The fuselage of the airplane consisted of a fiberglass hull with seating provisions for two occupants. Pontoons were located at the outboard portion of each wing, retractable main landing gear were attached to the fuselage, and a steerable tail wheel was attached to the empennage. A Rotax 912ULS engine equipped with a three blade composite propeller was installed above the wing, aft of the fuselage.
The weather conditions reported at Huntsville International Airport, Huntsville, Alabama, located about 10 nautical miles northwest of the accident site, at 1353, included winds from 170 degrees at 7 knots, clear skies, visibility 10 statute miles, a temperature of 16 degrees Celsius (C), a dewpoint of -4 degrees C, and an altimeter setting of 30.29 inches of mercury.

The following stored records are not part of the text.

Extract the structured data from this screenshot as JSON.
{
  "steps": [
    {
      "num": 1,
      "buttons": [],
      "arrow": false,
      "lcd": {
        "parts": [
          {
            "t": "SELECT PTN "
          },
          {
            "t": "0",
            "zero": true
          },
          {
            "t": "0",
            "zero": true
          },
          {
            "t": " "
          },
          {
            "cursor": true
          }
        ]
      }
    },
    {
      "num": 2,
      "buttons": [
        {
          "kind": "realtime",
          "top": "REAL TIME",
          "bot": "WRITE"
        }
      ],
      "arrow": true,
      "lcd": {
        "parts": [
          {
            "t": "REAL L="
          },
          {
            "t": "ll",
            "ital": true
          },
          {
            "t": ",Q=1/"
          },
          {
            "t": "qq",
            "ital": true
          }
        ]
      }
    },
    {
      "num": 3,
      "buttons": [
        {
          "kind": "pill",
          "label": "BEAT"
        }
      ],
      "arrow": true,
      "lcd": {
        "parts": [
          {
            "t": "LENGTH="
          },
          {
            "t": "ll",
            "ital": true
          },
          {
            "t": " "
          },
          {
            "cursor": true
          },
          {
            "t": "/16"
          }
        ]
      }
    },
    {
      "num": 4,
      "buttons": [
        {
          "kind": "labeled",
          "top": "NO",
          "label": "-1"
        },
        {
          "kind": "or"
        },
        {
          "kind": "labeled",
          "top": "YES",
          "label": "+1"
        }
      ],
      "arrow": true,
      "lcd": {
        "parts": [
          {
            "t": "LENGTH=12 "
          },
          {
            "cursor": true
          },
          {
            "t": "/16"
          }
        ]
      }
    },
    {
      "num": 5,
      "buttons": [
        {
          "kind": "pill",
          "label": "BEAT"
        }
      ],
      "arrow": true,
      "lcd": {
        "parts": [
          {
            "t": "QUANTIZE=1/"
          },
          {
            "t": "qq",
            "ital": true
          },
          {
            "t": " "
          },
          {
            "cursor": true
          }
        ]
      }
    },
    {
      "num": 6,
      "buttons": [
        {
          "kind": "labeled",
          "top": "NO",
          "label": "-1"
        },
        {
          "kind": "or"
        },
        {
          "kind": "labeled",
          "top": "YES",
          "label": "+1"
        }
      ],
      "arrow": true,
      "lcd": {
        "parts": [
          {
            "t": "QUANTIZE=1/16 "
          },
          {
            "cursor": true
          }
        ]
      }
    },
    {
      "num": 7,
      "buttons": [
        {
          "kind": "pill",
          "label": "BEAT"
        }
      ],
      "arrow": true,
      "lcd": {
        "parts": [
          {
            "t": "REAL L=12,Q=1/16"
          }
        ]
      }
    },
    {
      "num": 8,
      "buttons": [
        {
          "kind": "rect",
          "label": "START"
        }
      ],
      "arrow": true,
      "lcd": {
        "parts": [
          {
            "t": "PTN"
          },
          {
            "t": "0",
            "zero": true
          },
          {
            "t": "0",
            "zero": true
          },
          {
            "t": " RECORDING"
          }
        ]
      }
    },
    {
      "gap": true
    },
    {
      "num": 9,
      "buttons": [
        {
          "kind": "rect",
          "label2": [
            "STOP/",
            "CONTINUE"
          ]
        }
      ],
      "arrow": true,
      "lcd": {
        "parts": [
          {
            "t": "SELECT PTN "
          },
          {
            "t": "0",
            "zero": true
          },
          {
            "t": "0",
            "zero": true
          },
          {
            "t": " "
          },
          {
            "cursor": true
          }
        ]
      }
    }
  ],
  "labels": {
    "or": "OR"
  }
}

WRECKAGE AND IMPACT INFORMATION
The airplane came to rest in an open field adjacent to a gravel road and barbed wire fence. The initial impact point was identified by an area of flattened grass and a depression in the mud oriented along the wreckage path. Portions of the airplane’s fabric covering and several pieces of fiberglass were found along the wreckage path, which was 73 feet long and oriented 155 degrees magnetic. The main wreckage was located at the opposite end of the wreckage path and was oriented 025 degrees magnetic. The left wing pontoon and pontoon support structure was separated from the main wreckage and located 36 feet to the left of it.
The main wreckage was almost entirely consumed by a post-impact fire, and most of the airplane’s aluminum, plastic, and fiberglass components were damaged beyond recognition. Several steel components comprising the fuselage, wing, and empennage structure remained relatively intact, though the fabric covering had been completely consumed by fire. Control continuity was traced from the left cockpit control stick to the elevator and flaperon control surfaces, and the elevator trim cable continuity was traced to the cockpit area. Rudder control continuity was also confirmed from the rudder pedal bar attachment points to the rudder control horn/tail wheel attachment point. Each of the control surfaces was free to move about its respective hinge mount. The throttle control cable remained attached to both of the engine’s carburetors.
The engine was separated from the airplane and examination revealed that it was also extensively fire-damaged. Each of the three composite propeller blades exhibited fibrous separations between 5 and 6 inches from the respective blade roots. Continuity of the drivetrain was confirmed through rotation of the propeller from the output drive gearbox to the accessory section of the engine. The top 4 spark plugs were removed and displayed electrodes that were light gray in color.
MEDICAL AND PATHOLOGICAL INFORMATION
An autopsy was performed on the pilot by the Alabama Department of Forensic Sciences, Huntsville, Alabama.
The FAA's Bioaeronautical Sciences Research Laboratory, Oklahoma City, Oklahoma, performed toxicological testing on the pilot. The testing was negative for the presence of ethanol, carbon monoxide, cyanide, and drugs.
According to the Federal Aviation Administration Seaplane, Skiplane, and Float/Ski Equipped Helicopter Operations Handbook, "Many of the most common flying boat designs have the engine and propeller mounted well above the airframe’s CG [center of gravity]. This results in some unique handling characteristics. The piloting techniques necessary to fly these airplanes safely are not intuitive and must be learned. Any pilot transitioning to such an airplane is strongly urged to obtain additional training specific to that model of seaplane." The handbook further stated, "Depending on how far the engine is from the airplane’s CG, the mass of the engine can have detrimental effects on roll stability. Some seaplanes have the engine mounted within the upper fuselage, while others have engines mounted on a pylon well above the main fuselage. If it is far from the CG, the engine can act like a weight at the end of a lever, and once started in motion it tends to continue in motion."